10. Goliath Tigerfish:
The two most common species and probably most recognisable in Southern Africa are the Goliath Tiger (Hydrocynus goliath) which is found in the Congo River system being the largest of the family. The second largest and the southern-most species is the Tigerfish (Hydrocynus vittatus) commonly found in the Zambezi River and in the two biggest lakes along the Zambezi, being Lake Kariba in Zambia and Zimbabwe and Cabora Bassa in Mozambique.
9. Frilled Shark:
The frilled shark, Chlamydoselachus anguineus, is a prehistoric shark species, of the family Chlamydoselachidae in the order Hexanchiformes.

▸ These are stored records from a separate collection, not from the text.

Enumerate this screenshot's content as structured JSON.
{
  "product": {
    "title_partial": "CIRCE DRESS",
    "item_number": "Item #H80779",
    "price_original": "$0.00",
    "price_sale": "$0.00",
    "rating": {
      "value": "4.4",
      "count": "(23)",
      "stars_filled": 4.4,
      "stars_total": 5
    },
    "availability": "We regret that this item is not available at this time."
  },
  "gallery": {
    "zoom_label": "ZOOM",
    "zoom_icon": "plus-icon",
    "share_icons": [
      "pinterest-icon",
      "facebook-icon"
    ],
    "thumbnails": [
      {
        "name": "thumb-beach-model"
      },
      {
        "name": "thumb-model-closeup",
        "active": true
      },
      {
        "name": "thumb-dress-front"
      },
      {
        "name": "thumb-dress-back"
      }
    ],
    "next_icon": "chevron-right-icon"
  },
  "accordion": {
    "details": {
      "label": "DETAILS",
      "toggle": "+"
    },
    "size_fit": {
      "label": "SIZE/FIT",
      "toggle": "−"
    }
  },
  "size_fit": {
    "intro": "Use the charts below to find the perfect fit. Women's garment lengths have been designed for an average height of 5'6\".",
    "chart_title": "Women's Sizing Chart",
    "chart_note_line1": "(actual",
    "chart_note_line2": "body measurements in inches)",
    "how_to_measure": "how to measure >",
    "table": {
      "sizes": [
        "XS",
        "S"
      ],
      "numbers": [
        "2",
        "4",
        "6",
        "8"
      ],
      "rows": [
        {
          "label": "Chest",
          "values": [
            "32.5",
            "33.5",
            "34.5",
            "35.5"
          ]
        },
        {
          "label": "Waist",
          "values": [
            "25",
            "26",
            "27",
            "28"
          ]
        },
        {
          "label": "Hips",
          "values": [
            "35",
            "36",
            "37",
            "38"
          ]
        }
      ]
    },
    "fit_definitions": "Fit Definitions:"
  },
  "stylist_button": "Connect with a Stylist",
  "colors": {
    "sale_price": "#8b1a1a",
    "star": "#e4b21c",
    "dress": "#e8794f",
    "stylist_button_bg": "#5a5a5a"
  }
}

The Southern African frilled shark is a proposed new species from the Southern African range. These two species are very different from the other hexanchiform sharks, and it has recently been proposed that the two frilled sharks should be given their own order: Chlamydoselachiformes. Additional extinct types are known from fossil teeth; thought to be extinct itself, it was only discovered in Japanese waters in the 19th century. On January 21, 2007, a specimen was found alive off the coast of Japan near the Awashima Marine Park in Shizuoka, southwest of Tokyo. The shark was captured but, being in poor health, died shortly afterwards.
8. Blob Fish or Blob Sculpin:
The blobfish (Psychrolutes marcidus) is a fish that inhabits the deep waters off the coasts of Australia and Tasmania. Due to the inaccessibility of its habitat, it is rarely seen by humans.
Blobfish are found at depths where the pressure is several dozens of times higher than at sea level, which would likely make gas bladders inefficient. To remain buoyant, the flesh of the blobfish is primarily a gelatinous mass with a density slightly less than water; this allows the fish to float above the sea floor without expending energy on swimming. The relative lack of muscle is not a disadvantage as it primarily swallows edible matter that floats by in front of it. It is often caught by bottom trawling with nets.
Due to their slightly grotesque appearance, blobfish have become the source of an internet meme, with jokes made about their unpleasant appearance and the typically glum expression their faces form.
7. Wolf Fish - Anarhichadidae:
The wolffishes are a family, Anarhichadidae, of perciform fishes. They are native to cold waters of the northern Atlantic and Pacific Oceans, where they live on the continental shelf and slope, to depths of about 600 m. They are bottom-feeders, eating hard-shelled invertebrates such as clams, echinoderms and crustaceans, which they crush with strong canine and molar teeth. The longest species, Anarrhichthys ocellatus, grows to 240 cm in length.
6. Rattails or Grenadiers
Grenadiers or rattails (less commonly whiptails) are generally large, brown to black gadiform marine fish of the family Macrouridae. Found at great depths from the Arctic to Antarctic, members of this family are among the most abundant of the deep-sea fishes. Grenadiers are seen in the film Titanic, where the fish are glimpsed during ROV reconnaissance of the wreck.
The Macrouridae are a large and diverse family with some 34 genera and 383 species recognized (well over half of which are contained in just three genera, Caelorinchus, Coryphaenoides and Nezumia).
The sea lamprey (Petromyzon marinus) is a parasitic lamprey (a kind of jawless fish) found on the Atlantic coasts of Europe and North America, in the western Mediterranean Sea, and in the Great Lakes. It is brown or gray on its back and white or gray on the underside and can grow to be up to 90 cm (35.5 in) long. Sea lampreys prey on a wide variety of fish. The lamprey uses its suction-cup like mouth to attach itself to the skin of a fish and rasps away tissue with its sharp probing tongue and teeth. Secretions in the lamprey's mouth prevent the victim's blood from clotting. Victims typically die from blood loss or infection.
4. Basking Shark
The basking shark, Cetorhinus maximus, is the second largest fish, after the whale shark. It is a cosmopolitan species - it is found in all the world's temperate oceans. It is a slow moving and generally harmless filter feeder.
Like other large sharks, basking sharks could some day be at risk of extinction due to a combination of low resilience and overfishing if good conservation practices are not followed.
3. Goblin Shark
The goblin shark, Mitsukurina owstoni, is a deep-sea shark, the sole living species in the family Mitsukurinidae. The most distinctive characteristic of the goblin shark is the unorthodox shape of its head. It has a long, trowel-shaped, beak-like rostrum or snout, much longer than other sharks' snouts. Some other distinguishing characteristics of the shark are the color of its body, which is mostly pink, and its long, protrusible jaws. When the jaws are retracted, the shark resembles a pink grey nurse shark, Carcharias taurus, with an unusually long nose.
2. NO Name
If Someone now WTF is this, email me!!!
1. Different Type of Grenadier